dietitian melbourne

 

 

 

 

Do you have a healthy relationship with food? – take our free quiz to find out
.

Want to learn how to nourish your body without dieting or restricting food?
Learn about intuitive eating with our ebook Nourish.

Click the banner to grab your copy today!

non-diet dietitians Melbourne

 

It’s ok to choose not to include certain food in your diet

As a non-diet dietitian, I don’t often post about the choice not to eat certain food, or to follow particular style of eating.

When it comes to nutrition and how we eat, nothing is black and white. There is no one right way of eating and no one wrong way of eating.

Unless you have a food allergy or intolerance, no one food type will cause you ill health and no one food type will give you health.

Just as it’s ok to eat whatever you feel like, it’s also ok to choose not to eat a certain food or type of food if that’s what feels right for you.

Having a highly nutritious diet does not make you immune from health issues and having a less nutritious diet doesn’t necessarily mean you’ll suffer from a diet related disease.

Because we can’t be black and white, we can’t say that following a particular style of eating is wrong, even if we don’t agree with it.

However you choose to eat and whatever label you might put on it, such as low carb, paleo, vegan, sugar free, as long as you are making this choice because it’s what feels right for you, and it doesn’t cause any distress, then this is not going against non-diet or intuitive eating.

dietitian healthy eating

Recently I had dinner with a friend who has chosen a low carb way of eating. We were able to share a delicious meal and she simply chose not to eat a couple of things. This caused her no distress and she didn’t feel she was missing out in any way. However, the difference between my friend’s experience with eating and most of my clients, is my clients have often had a life-time of struggling with their eating and body image, without the dietary changes yielding the results they had hoped for.

As nutrition professionals, we need to respect other people’s decision with how to eat, if that’s what they’re comfortable with and especially if they haven’t asked for our opinion. As nutrition professionals, if people look to us for guidance, then we have the right to advise as we see fit and in a fashion that holds up to our clinical experience and to current evidence. As individuals, we all need to consider that what works for us, may not be what’s best for someone else, and we also need to respect other people’s decision with how to eat, if that’s what they’re comfortable with and if they haven’t asked for our opinion. Discussing nutrition with people you know well and perhaps giving some tips is most likely fine – however – unless you are a nutrition professional, you probably shouldn’t be giving specific nutrition advice to the general population, or people you don’t know well.

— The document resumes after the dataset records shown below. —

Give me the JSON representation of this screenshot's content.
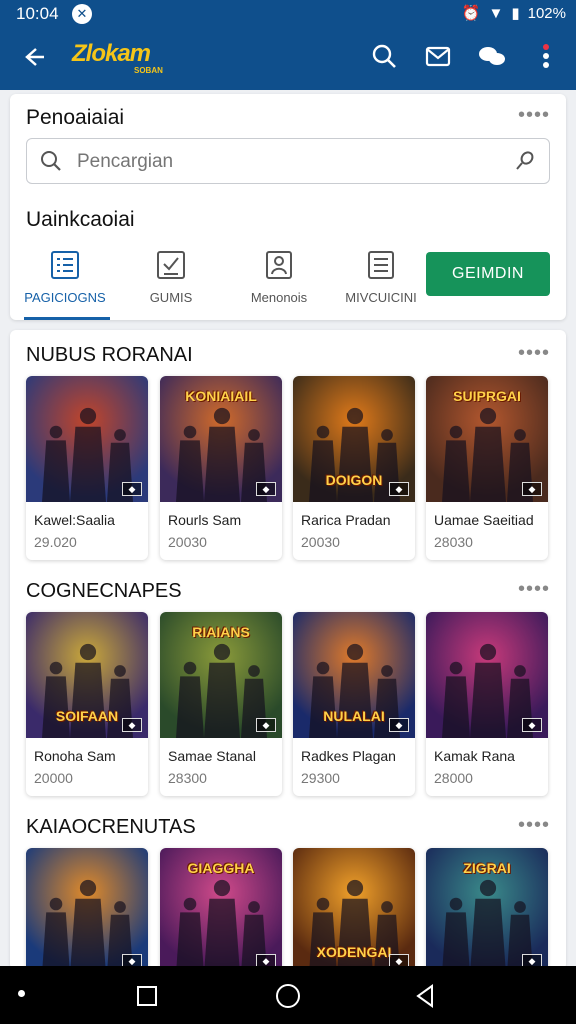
{
  "status": {
    "time": "10:04",
    "battery": "102%"
  },
  "app": {
    "logo": "Zlokam",
    "logo_sub": "SOBAN"
  },
  "search_section": {
    "title": "Penoaiaiai",
    "placeholder": "Pencargian",
    "category_title": "Uainkcaoiai",
    "tabs": [
      {
        "label": "PAGICIOGNS",
        "icon": "list-icon",
        "active": true
      },
      {
        "label": "GUMIS",
        "icon": "checklist-icon",
        "active": false
      },
      {
        "label": "Menonois",
        "icon": "profile-icon",
        "active": false
      },
      {
        "label": "MIVCUICINI",
        "icon": "document-icon",
        "active": false
      }
    ],
    "button": "GEIMDIN"
  },
  "sections": [
    {
      "title": "NUBUS RORANAI",
      "games": [
        {
          "name": "Kawel:Saalia",
          "num": "29.020",
          "art_text": "",
          "colors": [
            "#2b3a7a",
            "#c2452a"
          ]
        },
        {
          "name": "Rourls Sam",
          "num": "20030",
          "art_text": "KONIAIAIL",
          "colors": [
            "#3c2a5a",
            "#d06a2a"
          ]
        },
        {
          "name": "Rarica Pradan",
          "num": "20030",
          "art_text": "DOIGON",
          "colors": [
            "#3a2b1a",
            "#e07a1a"
          ]
        },
        {
          "name": "Uamae Saeitiad",
          "num": "28030",
          "art_text": "SUIPRGAI",
          "colors": [
            "#4a2a1e",
            "#b3572e"
          ]
        }
      ]
    },
    {
      "title": "COGNECNAPES",
      "games": [
        {
          "name": "Ronoha Sam",
          "num": "20000",
          "art_text": "SOIFAAN",
          "colors": [
            "#3a2a6a",
            "#caa83a"
          ]
        },
        {
          "name": "Samae Stanal",
          "num": "28300",
          "art_text": "RIAIANS",
          "colors": [
            "#2a4a2a",
            "#8a9a3a"
          ]
        },
        {
          "name": "Radkes Plagan",
          "num": "29300",
          "art_text": "NULALAI",
          "colors": [
            "#1a2a6a",
            "#e07a2a"
          ]
        },
        {
          "name": "Kamak Rana",
          "num": "28000",
          "art_text": "",
          "colors": [
            "#3a1a5a",
            "#c83a7a"
          ]
        }
      ]
    },
    {
      "title": "KAIAOCRENUTAS",
      "games": [
        {
          "name": "",
          "num": "",
          "art_text": "",
          "colors": [
            "#1a3a7a",
            "#e08a2a"
          ]
        },
        {
          "name": "",
          "num": "",
          "art_text": "GIAGGHA",
          "colors": [
            "#4a1a5a",
            "#d04a8a"
          ]
        },
        {
          "name": "",
          "num": "",
          "art_text": "XODENGAI",
          "colors": [
            "#5a2a10",
            "#f0a02a"
          ]
        },
        {
          "name": "",
          "num": "",
          "art_text": "ZIGRAI",
          "colors": [
            "#1a2a5a",
            "#3a8a8a"
          ]
        }
      ]
    }
  ]
}
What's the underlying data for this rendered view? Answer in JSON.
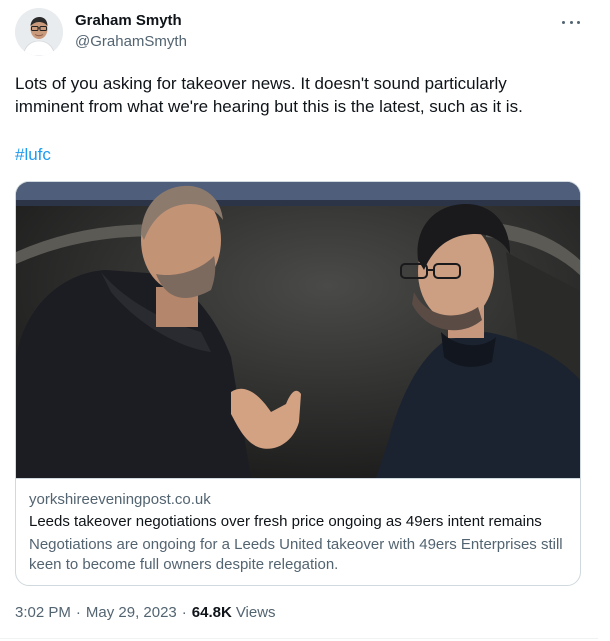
{
  "author": {
    "name": "Graham Smyth",
    "handle": "@GrahamSmyth"
  },
  "tweet": {
    "text": "Lots of you asking for takeover news. It doesn't sound particularly imminent from what we're hearing but this is the latest, such as it is.",
    "hashtag": "#lufc"
  },
  "card": {
    "domain": "yorkshireeveningpost.co.uk",
    "title": "Leeds takeover negotiations over fresh price ongoing as 49ers intent remains",
    "description": "Negotiations are ongoing for a Leeds United takeover with 49ers Enterprises still keen to become full owners despite relegation."
  },
  "meta": {
    "time": "3:02 PM",
    "separator": "·",
    "date": "May 29, 2023",
    "views_count": "64.8K",
    "views_label": "Views"
  },
  "colors": {
    "link": "#1d9bf0",
    "secondary_text": "#536471",
    "primary_text": "#0f1419",
    "border": "#cfd9de"
  },
  "icons": [
    "more-options-icon"
  ]
}
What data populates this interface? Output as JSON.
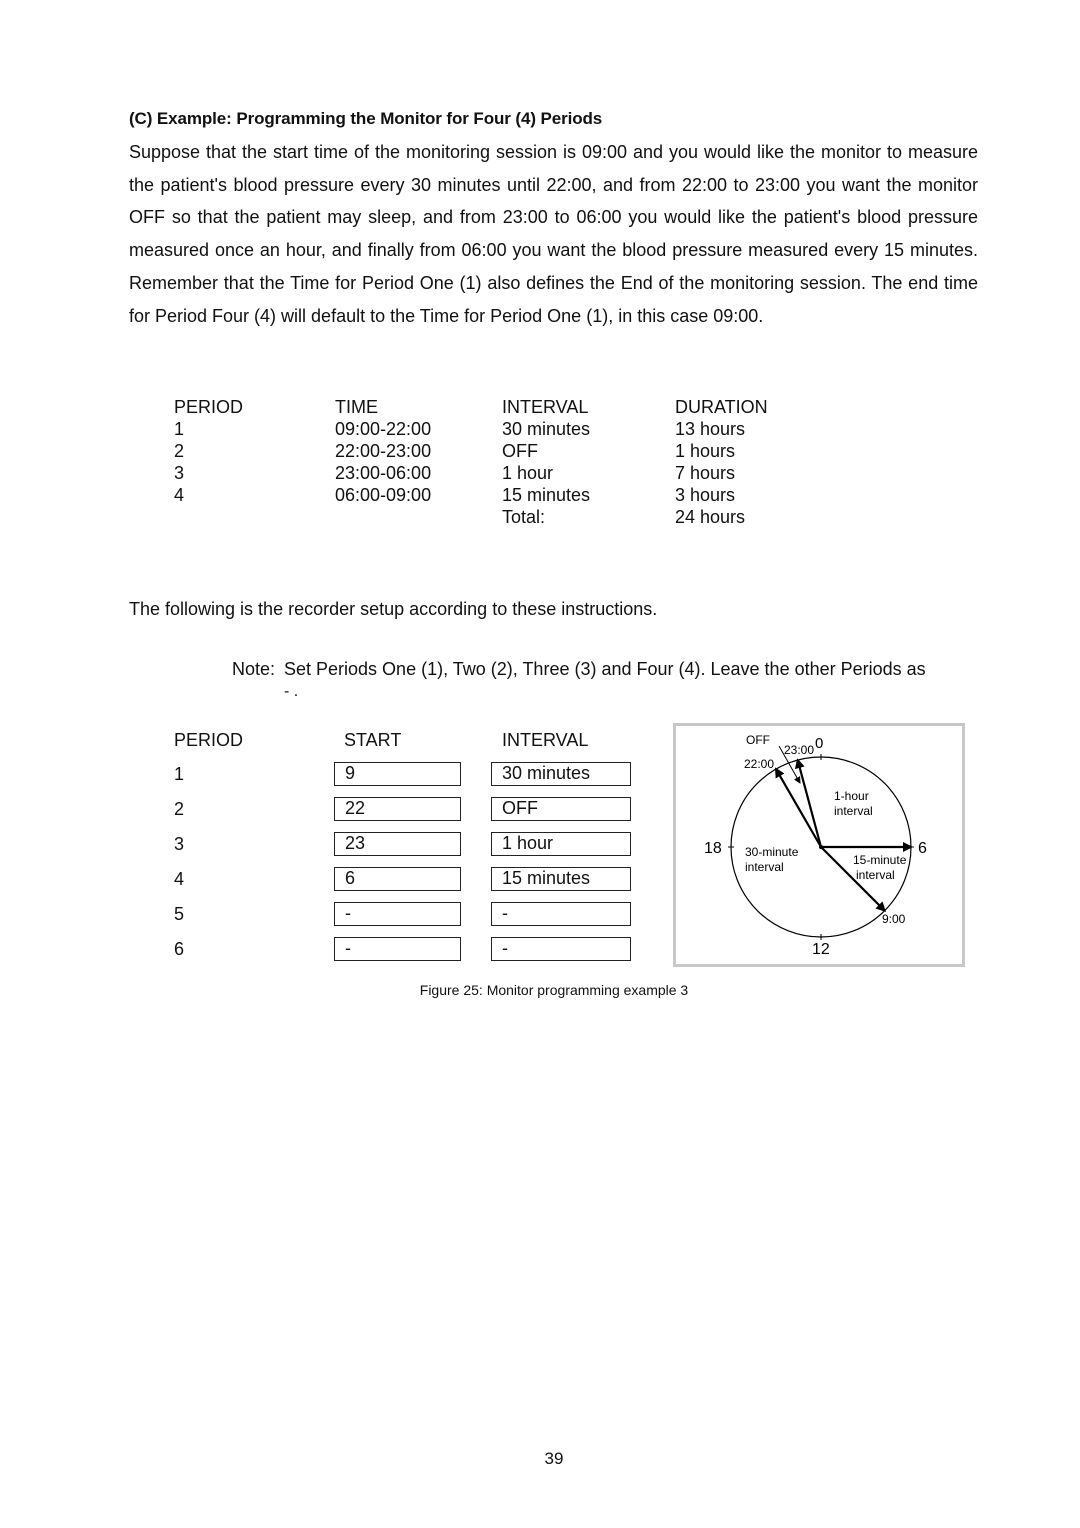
{
  "section": {
    "heading": "(C) Example: Programming the Monitor for Four (4) Periods",
    "paragraph": "Suppose that the start time of the monitoring session is 09:00 and you would like the monitor to measure the patient's blood pressure every 30 minutes until 22:00, and from 22:00 to 23:00 you want the monitor OFF so that the patient may sleep, and from 23:00 to 06:00 you would like the patient's blood pressure measured once an hour, and finally from 06:00 you want the blood pressure measured every 15 minutes. Remember that the Time for Period One (1) also defines the End of the monitoring session. The end time for Period Four (4) will default to the Time for Period One (1), in this case 09:00."
  },
  "schedule_table": {
    "headers": [
      "PERIOD",
      "TIME",
      "INTERVAL",
      "DURATION"
    ],
    "rows": [
      {
        "period": "1",
        "time": "09:00-22:00",
        "interval": "30 minutes",
        "duration": "13 hours"
      },
      {
        "period": "2",
        "time": "22:00-23:00",
        "interval": "OFF",
        "duration": "1 hours"
      },
      {
        "period": "3",
        "time": "23:00-06:00",
        "interval": "1 hour",
        "duration": "7 hours"
      },
      {
        "period": "4",
        "time": "06:00-09:00",
        "interval": "15 minutes",
        "duration": "3 hours"
      }
    ],
    "total_label": "Total:",
    "total_value": "24 hours"
  },
  "following_text": "The following is the recorder setup according to these instructions.",
  "note": {
    "label": "Note",
    "sep": ":",
    "text": "Set Periods One (1), Two (2), Three (3) and Four (4). Leave the other Periods as",
    "text2": "- ."
  },
  "setup_table": {
    "headers": [
      "PERIOD",
      "START",
      "INTERVAL"
    ],
    "rows": [
      {
        "period": "1",
        "start": "9",
        "interval": "30 minutes"
      },
      {
        "period": "2",
        "start": "22",
        "interval": "OFF"
      },
      {
        "period": "3",
        "start": "23",
        "interval": "1 hour"
      },
      {
        "period": "4",
        "start": "6",
        "interval": "15 minutes"
      },
      {
        "period": "5",
        "start": "-",
        "interval": "-"
      },
      {
        "period": "6",
        "start": "-",
        "interval": "-"
      }
    ]
  },
  "clock_diagram": {
    "labels": {
      "top": "0",
      "right": "6",
      "bottom": "12",
      "left": "18",
      "off": "OFF",
      "t2300": "23:00",
      "t2200": "22:00",
      "t900": "9:00",
      "one_hour_1": "1-hour",
      "one_hour_2": "interval",
      "thirty_min_1": "30-minute",
      "thirty_min_2": "interval",
      "fifteen_min_1": "15-minute",
      "fifteen_min_2": "interval"
    },
    "hands_hours": [
      22,
      23,
      6,
      9
    ]
  },
  "caption": "Figure 25: Monitor programming example 3",
  "page_number": "39"
}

As a non-diet dietitian, I encourage my clients to lift any food restrictions or food rules and to start enjoying all foods. For people who have experienced distress with their eating and body weight/size for many years, this is an important first step. It is important because the restrictions or food rules have not brought about the desired changes, at least not long-term, and very often the person is trapped in a cycle of disordered eating and damaged psychological health. Breaking this cycle, requires healing one’s relationship with food and body and this requires lifting restrictions around food. However, once a person has healed their relationship with food and body, they may then find themselves in a place where they can manipulate their diet in a way that feels right for them. 

dietitian melbourne

 

 

 

Do you have a healthy relationship with food? – take our free quiz to find out
.

Want to learn how to nourish your body without dieting or restricting food?
Learn about intuitive eating with our ebook Nourish.

Click the banner to grab your copy today!

non-diet dietitians Melbourne